-------- MATERIAL FOR THE TASK

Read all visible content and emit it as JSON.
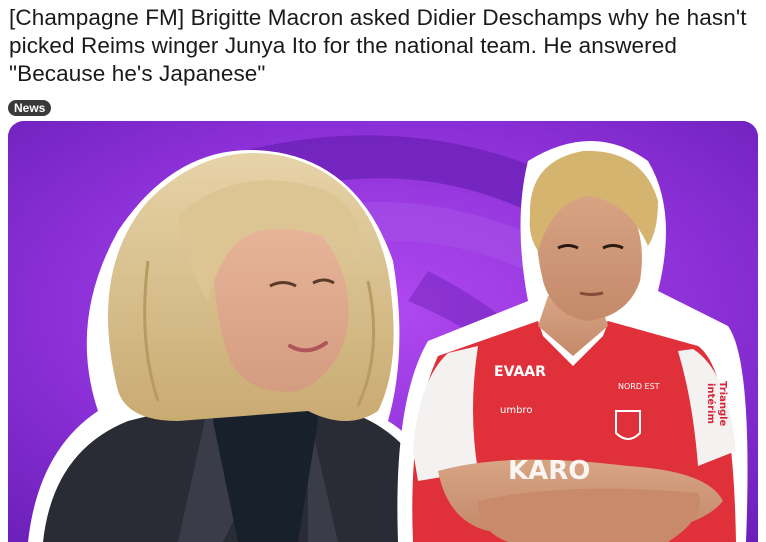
{
  "post": {
    "title": "[Champagne FM] Brigitte Macron asked Didier Deschamps why he hasn't picked Reims winger Junya Ito for the national team. He answered \"Because he's Japanese\"",
    "flair": "News"
  },
  "image": {
    "description_icons": [
      "woman-portrait",
      "footballer-portrait"
    ],
    "jersey": {
      "sponsor_left": "EVAAR",
      "kit_brand": "umbro",
      "sponsor_right": "NORD EST",
      "side_text_1": "Triangle",
      "side_text_2": "intérim",
      "chest": "KARO"
    },
    "colors": {
      "background": "#8a2fd6",
      "jersey_red": "#e0303a",
      "jersey_white": "#f4f1f1"
    }
  }
}
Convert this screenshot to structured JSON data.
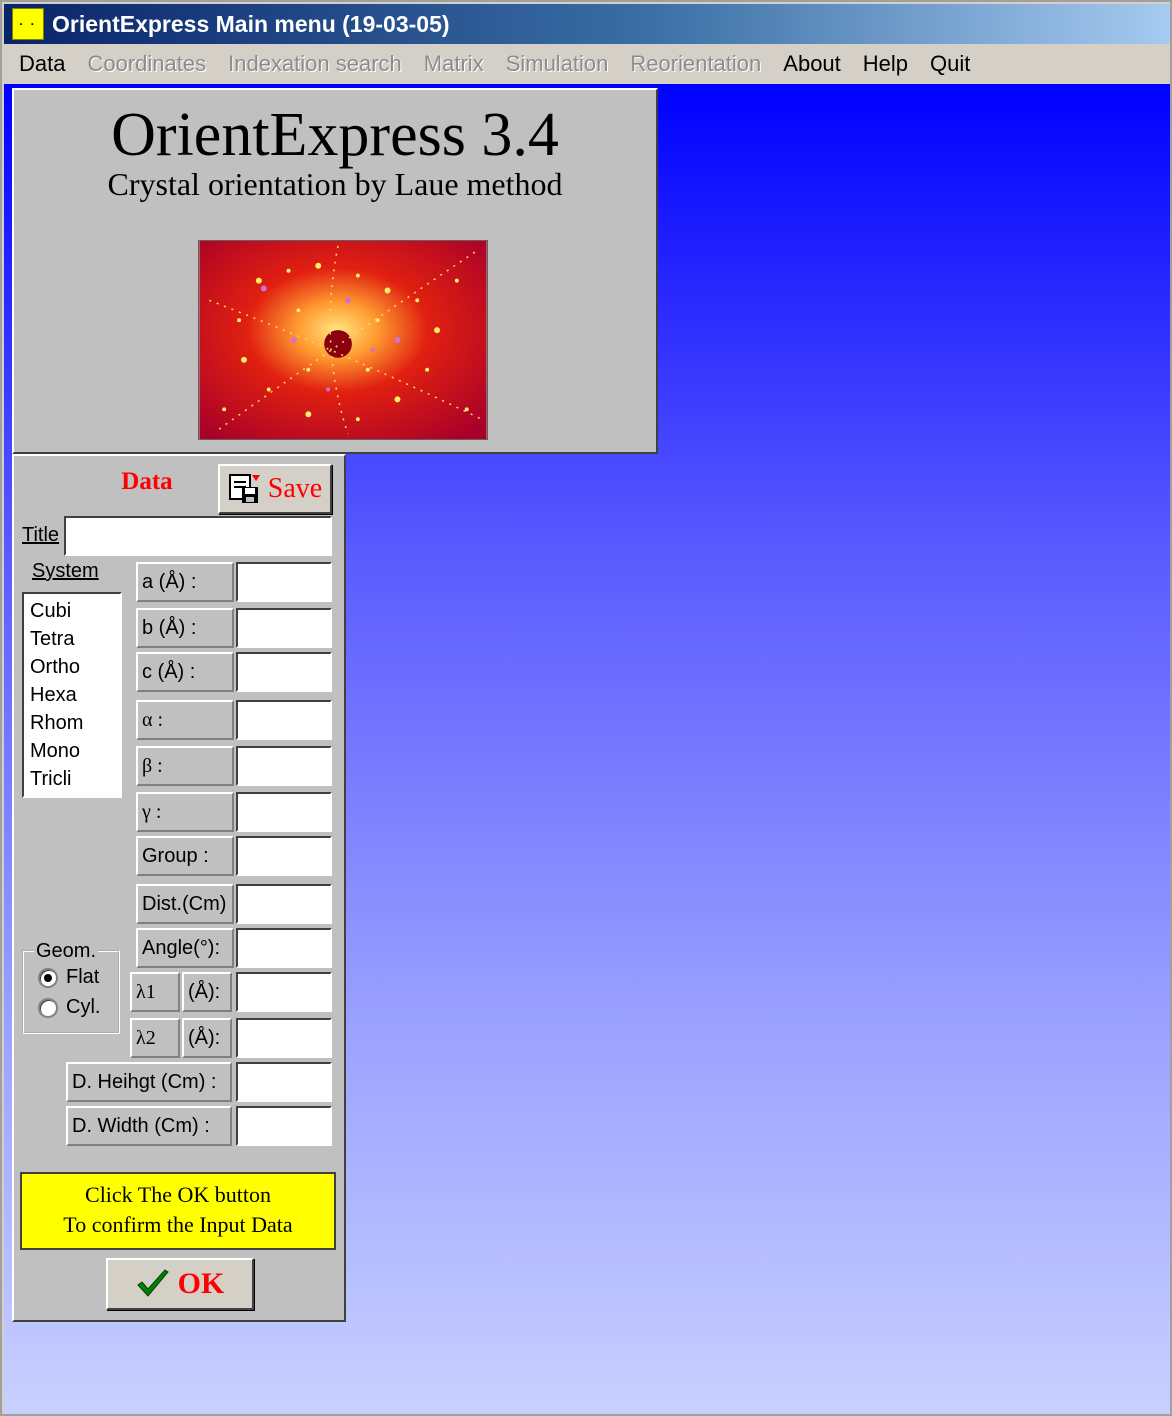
{
  "window": {
    "title": "OrientExpress Main menu (19-03-05)",
    "icon": "app-icon",
    "icon_glyph": "· ·"
  },
  "menubar": {
    "items": [
      {
        "label": "Data",
        "enabled": true
      },
      {
        "label": "Coordinates",
        "enabled": false
      },
      {
        "label": "Indexation search",
        "enabled": false
      },
      {
        "label": "Matrix",
        "enabled": false
      },
      {
        "label": "Simulation",
        "enabled": false
      },
      {
        "label": "Reorientation",
        "enabled": false
      },
      {
        "label": "About",
        "enabled": true
      },
      {
        "label": "Help",
        "enabled": true
      },
      {
        "label": "Quit",
        "enabled": true
      }
    ]
  },
  "banner": {
    "title": "OrientExpress 3.4",
    "subtitle": "Crystal orientation by Laue method",
    "image_icon": "laue-pattern-image"
  },
  "data_panel": {
    "title": "Data",
    "save_label": "Save",
    "save_icon": "save-icon",
    "title_field": {
      "label": "Title",
      "value": ""
    },
    "system": {
      "label": "System",
      "options": [
        "Cubi",
        "Tetra",
        "Ortho",
        "Hexa",
        "Rhom",
        "Mono",
        "Tricli"
      ]
    },
    "fields": {
      "a": {
        "label": "a (Å) :",
        "value": ""
      },
      "b": {
        "label": "b (Å) :",
        "value": ""
      },
      "c": {
        "label": "c (Å) :",
        "value": ""
      },
      "alpha": {
        "label": "α :",
        "value": ""
      },
      "beta": {
        "label": "β :",
        "value": ""
      },
      "gamma": {
        "label": "γ :",
        "value": ""
      },
      "group": {
        "label": "Group :",
        "value": ""
      },
      "dist": {
        "label": "Dist.(Cm)",
        "value": ""
      },
      "angle": {
        "label": "Angle(°):",
        "value": ""
      },
      "lambda1": {
        "label": "λ1",
        "unit": "(Å):",
        "value": ""
      },
      "lambda2": {
        "label": "λ2",
        "unit": "(Å):",
        "value": ""
      },
      "d_height": {
        "label": "D. Heihgt  (Cm) :",
        "value": ""
      },
      "d_width": {
        "label": "D. Width (Cm) :",
        "value": ""
      }
    },
    "geometry": {
      "label": "Geom.",
      "options": [
        {
          "label": "Flat",
          "selected": true
        },
        {
          "label": "Cyl.",
          "selected": false
        }
      ]
    },
    "hint": {
      "line1": "Click The OK button",
      "line2": "To confirm the Input Data"
    },
    "ok_label": "OK",
    "ok_icon": "checkmark-icon"
  },
  "colors": {
    "accent_red": "#ff0000",
    "hint_yellow": "#ffff00",
    "workspace_top": "#0000ff",
    "workspace_bottom": "#c8d0ff"
  }
}
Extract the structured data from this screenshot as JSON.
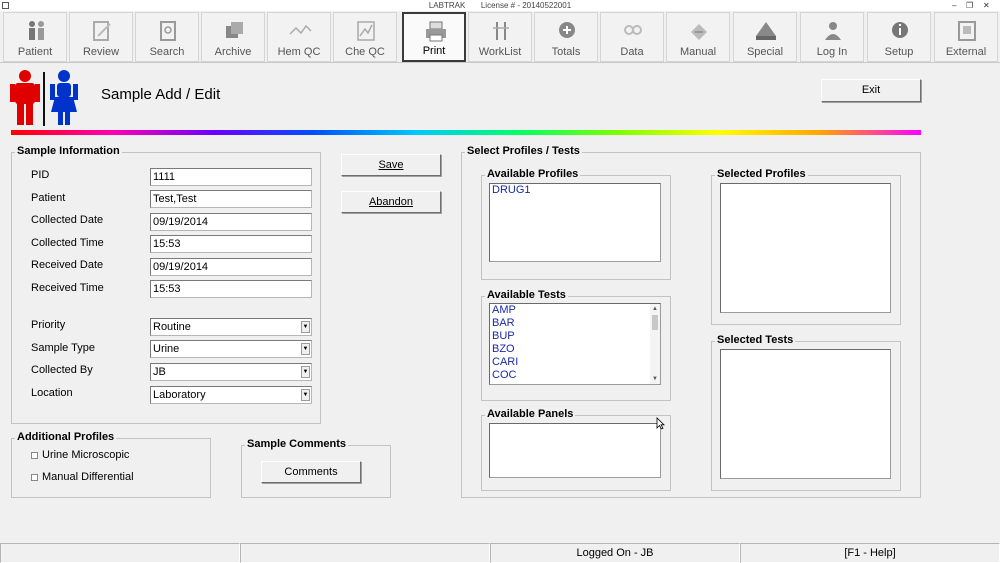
{
  "titlebar": {
    "app_name": "LABTRAK",
    "license": "License # - 20140522001"
  },
  "toolbar": {
    "items": [
      {
        "label": "Patient",
        "icon": "patient-icon"
      },
      {
        "label": "Review",
        "icon": "review-icon"
      },
      {
        "label": "Search",
        "icon": "search-icon"
      },
      {
        "label": "Archive",
        "icon": "archive-icon"
      },
      {
        "label": "Hem QC",
        "icon": "hem-qc-icon"
      },
      {
        "label": "Che QC",
        "icon": "che-qc-icon"
      },
      {
        "label": "Print",
        "icon": "print-icon",
        "active": true
      },
      {
        "label": "WorkList",
        "icon": "worklist-icon"
      },
      {
        "label": "Totals",
        "icon": "totals-icon"
      },
      {
        "label": "Data",
        "icon": "data-icon"
      },
      {
        "label": "Manual",
        "icon": "manual-icon"
      },
      {
        "label": "Special",
        "icon": "special-icon"
      },
      {
        "label": "Log In",
        "icon": "login-icon"
      },
      {
        "label": "Setup",
        "icon": "setup-icon"
      },
      {
        "label": "External",
        "icon": "external-icon"
      }
    ]
  },
  "header": {
    "title": "Sample Add / Edit",
    "exit_label": "Exit"
  },
  "sample_info": {
    "title": "Sample Information",
    "pid_label": "PID",
    "pid": "1111",
    "patient_label": "Patient",
    "patient": "Test,Test",
    "collected_date_label": "Collected Date",
    "collected_date": "09/19/2014",
    "collected_time_label": "Collected Time",
    "collected_time": "15:53",
    "received_date_label": "Received Date",
    "received_date": "09/19/2014",
    "received_time_label": "Received Time",
    "received_time": "15:53",
    "priority_label": "Priority",
    "priority": "Routine",
    "sample_type_label": "Sample Type",
    "sample_type": "Urine",
    "collected_by_label": "Collected By",
    "collected_by": "JB",
    "location_label": "Location",
    "location": "Laboratory"
  },
  "actions": {
    "save_label": "Save",
    "abandon_label": "Abandon"
  },
  "additional_profiles": {
    "title": "Additional Profiles",
    "items": [
      "Urine Microscopic",
      "Manual Differential"
    ]
  },
  "sample_comments": {
    "title": "Sample Comments",
    "button_label": "Comments"
  },
  "select_profiles": {
    "title": "Select Profiles / Tests",
    "available_profiles_title": "Available Profiles",
    "available_profiles": [
      "DRUG1"
    ],
    "available_tests_title": "Available Tests",
    "available_tests": [
      "AMP",
      "BAR",
      "BUP",
      "BZO",
      "CARI",
      "COC"
    ],
    "available_panels_title": "Available Panels",
    "selected_profiles_title": "Selected Profiles",
    "selected_tests_title": "Selected Tests"
  },
  "statusbar": {
    "logged_on": "Logged On - JB",
    "help": "[F1 - Help]"
  },
  "colors": {
    "list_text": "#1a2aa8",
    "male_icon": "#e00000",
    "female_icon": "#0033cc"
  }
}
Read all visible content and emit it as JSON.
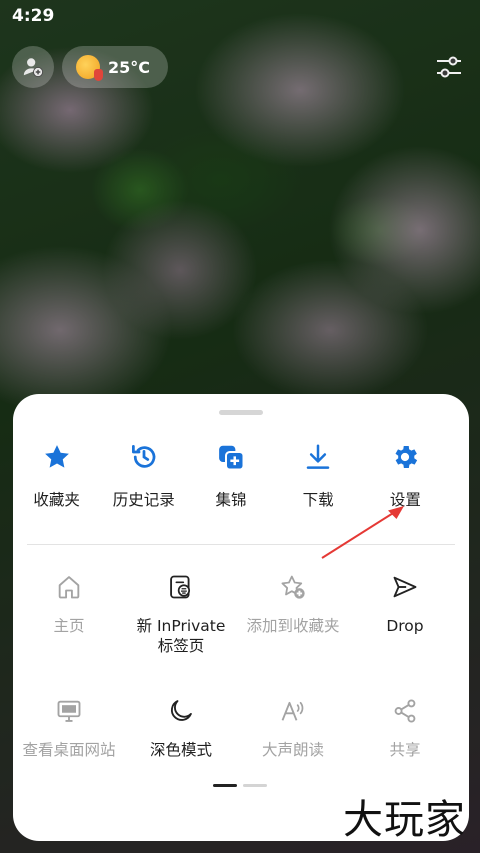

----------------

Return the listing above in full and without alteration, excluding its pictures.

Read all visible content and emit it as JSON.
{
  "post": {
    "title": "[Champagne FM] Brigitte Macron asked Didier Deschamps why he hasn't picked Reims winger Junya Ito for the national team. He answered \"Because he's Japanese\"",
    "flair": "News"
  },
  "image": {
    "description_icons": [
      "woman-portrait",
      "footballer-portrait"
    ],
    "jersey": {
      "sponsor_left": "EVAAR",
      "kit_brand": "umbro",
      "sponsor_right": "NORD EST",
      "side_text_1": "Triangle",
      "side_text_2": "intérim",
      "chest": "KARO"
    },
    "colors": {
      "background": "#8a2fd6",
      "jersey_red": "#e0303a",
      "jersey_white": "#f4f1f1"
    }
  }
}
Convert this screenshot to structured JSON data.
{
  "window": {
    "title": "OrientExpress Main menu (19-03-05)",
    "icon": "app-icon",
    "icon_glyph": "· ·"
  },
  "menubar": {
    "items": [
      {
        "label": "Data",
        "enabled": true
      },
      {
        "label": "Coordinates",
        "enabled": false
      },
      {
        "label": "Indexation search",
        "enabled": false
      },
      {
        "label": "Matrix",
        "enabled": false
      },
      {
        "label": "Simulation",
        "enabled": false
      },
      {
        "label": "Reorientation",
        "enabled": false
      },
      {
        "label": "About",
        "enabled": true
      },
      {
        "label": "Help",
        "enabled": true
      },
      {
        "label": "Quit",
        "enabled": true
      }
    ]
  },
  "banner": {
    "title": "OrientExpress 3.4",
    "subtitle": "Crystal orientation by Laue method",
    "image_icon": "laue-pattern-image"
  },
  "data_panel": {
    "title": "Data",
    "save_label": "Save",
    "save_icon": "save-icon",
    "title_field": {
      "label": "Title",
      "value": ""
    },
    "system": {
      "label": "System",
      "options": [
        "Cubi",
        "Tetra",
        "Ortho",
        "Hexa",
        "Rhom",
        "Mono",
        "Tricli"
      ]
    },
    "fields": {
      "a": {
        "label": "a (Å) :",
        "value": ""
      },
      "b": {
        "label": "b (Å) :",
        "value": ""
      },
      "c": {
        "label": "c (Å) :",
        "value": ""
      },
      "alpha": {
        "label": "α :",
        "value": ""
      },
      "beta": {
        "label": "β :",
        "value": ""
      },
      "gamma": {
        "label": "γ :",
        "value": ""
      },
      "group": {
        "label": "Group :",
        "value": ""
      },
      "dist": {
        "label": "Dist.(Cm)",
        "value": ""
      },
      "angle": {
        "label": "Angle(°):",
        "value": ""
      },
      "lambda1": {
        "label": "λ1",
        "unit": "(Å):",
        "value": ""
      },
      "lambda2": {
        "label": "λ2",
        "unit": "(Å):",
        "value": ""
      },
      "d_height": {
        "label": "D. Heihgt  (Cm) :",
        "value": ""
      },
      "d_width": {
        "label": "D. Width (Cm) :",
        "value": ""
      }
    },
    "geometry": {
      "label": "Geom.",
      "options": [
        {
          "label": "Flat",
          "selected": true
        },
        {
          "label": "Cyl.",
          "selected": false
        }
      ]
    },
    "hint": {
      "line1": "Click The OK button",
      "line2": "To confirm the Input Data"
    },
    "ok_label": "OK",
    "ok_icon": "checkmark-icon"
  },
  "colors": {
    "accent_red": "#ff0000",
    "hint_yellow": "#ffff00",
    "workspace_top": "#0000ff",
    "workspace_bottom": "#c8d0ff"
  }
}
Extract the structured data from this screenshot as JSON.
{
  "titlebar": {
    "app_name": "LABTRAK",
    "license": "License # - 20140522001"
  },
  "toolbar": {
    "items": [
      {
        "label": "Patient",
        "icon": "patient-icon"
      },
      {
        "label": "Review",
        "icon": "review-icon"
      },
      {
        "label": "Search",
        "icon": "search-icon"
      },
      {
        "label": "Archive",
        "icon": "archive-icon"
      },
      {
        "label": "Hem QC",
        "icon": "hem-qc-icon"
      },
      {
        "label": "Che QC",
        "icon": "che-qc-icon"
      },
      {
        "label": "Print",
        "icon": "print-icon",
        "active": true
      },
      {
        "label": "WorkList",
        "icon": "worklist-icon"
      },
      {
        "label": "Totals",
        "icon": "totals-icon"
      },
      {
        "label": "Data",
        "icon": "data-icon"
      },
      {
        "label": "Manual",
        "icon": "manual-icon"
      },
      {
        "label": "Special",
        "icon": "special-icon"
      },
      {
        "label": "Log In",
        "icon": "login-icon"
      },
      {
        "label": "Setup",
        "icon": "setup-icon"
      },
      {
        "label": "External",
        "icon": "external-icon"
      }
    ]
  },
  "header": {
    "title": "Sample Add / Edit",
    "exit_label": "Exit"
  },
  "sample_info": {
    "title": "Sample Information",
    "pid_label": "PID",
    "pid": "1111",
    "patient_label": "Patient",
    "patient": "Test,Test",
    "collected_date_label": "Collected Date",
    "collected_date": "09/19/2014",
    "collected_time_label": "Collected Time",
    "collected_time": "15:53",
    "received_date_label": "Received Date",
    "received_date": "09/19/2014",
    "received_time_label": "Received Time",
    "received_time": "15:53",
    "priority_label": "Priority",
    "priority": "Routine",
    "sample_type_label": "Sample Type",
    "sample_type": "Urine",
    "collected_by_label": "Collected By",
    "collected_by": "JB",
    "location_label": "Location",
    "location": "Laboratory"
  },
  "actions": {
    "save_label": "Save",
    "abandon_label": "Abandon"
  },
  "additional_profiles": {
    "title": "Additional Profiles",
    "items": [
      "Urine Microscopic",
      "Manual Differential"
    ]
  },
  "sample_comments": {
    "title": "Sample Comments",
    "button_label": "Comments"
  },
  "select_profiles": {
    "title": "Select Profiles / Tests",
    "available_profiles_title": "Available Profiles",
    "available_profiles": [
      "DRUG1"
    ],
    "available_tests_title": "Available Tests",
    "available_tests": [
      "AMP",
      "BAR",
      "BUP",
      "BZO",
      "CARI",
      "COC"
    ],
    "available_panels_title": "Available Panels",
    "selected_profiles_title": "Selected Profiles",
    "selected_tests_title": "Selected Tests"
  },
  "statusbar": {
    "logged_on": "Logged On - JB",
    "help": "[F1 - Help]"
  },
  "colors": {
    "list_text": "#1a2aa8",
    "male_icon": "#e00000",
    "female_icon": "#0033cc"
  }
}
Read all visible content and emit it as JSON.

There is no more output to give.